Staring at a computer screen for too long can tire out your eyes. If you stare at a computer screen for two hours, that eye strain is the equivalent of the strain your wrists would feel for typing for two hours. The following tips should help with eye stress that results from staring at the computer for too long:

  • Place the top of the computer screen below eye level
  • If your eyes become very irritated, use eye drops
  • Make necessary adjustments to lighting
  • Take breaks every 15 minutes and let your eyes rest away from any computer screens (this includes smart phones and tablets)
  • Blink as often as you can

Take Steps to Avoid Injuries

Eye injuries do happen, but there are preventative measures you can take to avoid these types of injuries. Approximately half of eye injuries happen around the home, especially during home improvement projects. If you are taking on a new project, always wear protective eye wear and make sure you own a pair of certified safety glasses.

Falls are another way in which eye injuries take place. As we age, falls become more commonplace as a result of changes in vision and difficulties with balance. To avoid falls, here are some tips that should keep you safe:

  • Make sure all railings are secure
  • Only purchases rugs, shower and bath mats that are slip-proof
  • If there are sharp corners and edges throughout the home, add some cushioning around them

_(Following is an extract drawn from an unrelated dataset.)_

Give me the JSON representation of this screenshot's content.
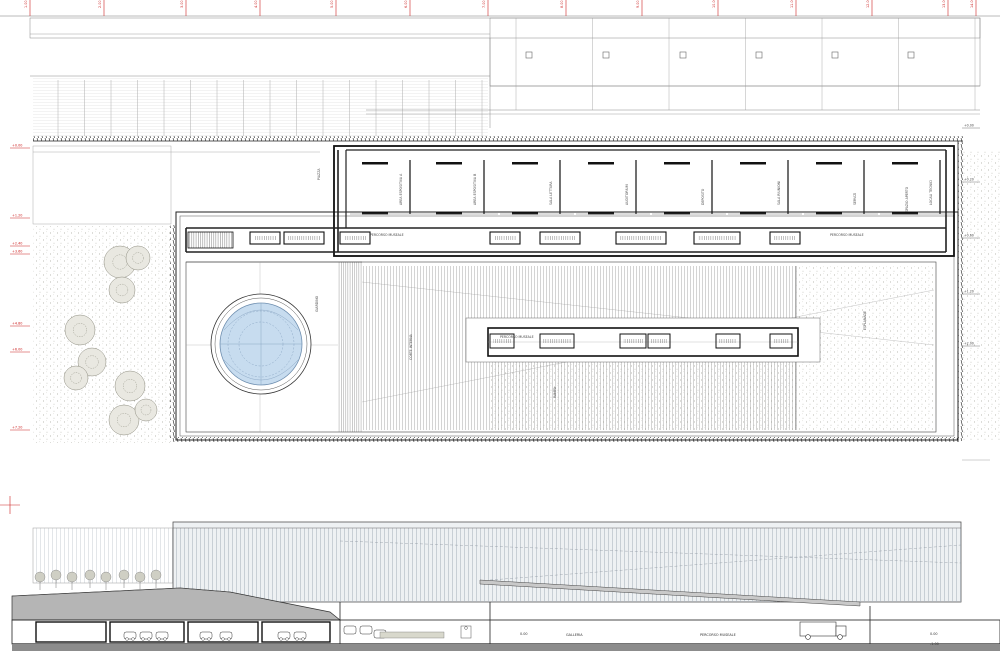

We hope these tips will help improve your lifestyle and vision! The staff at Dr. Ghosheh Advanced Eye Medical, Orange County, values its elderly patients, and wants their eye health to be the best it can be. If you have any concerns regarding your eye health, do not hesitate to contact us.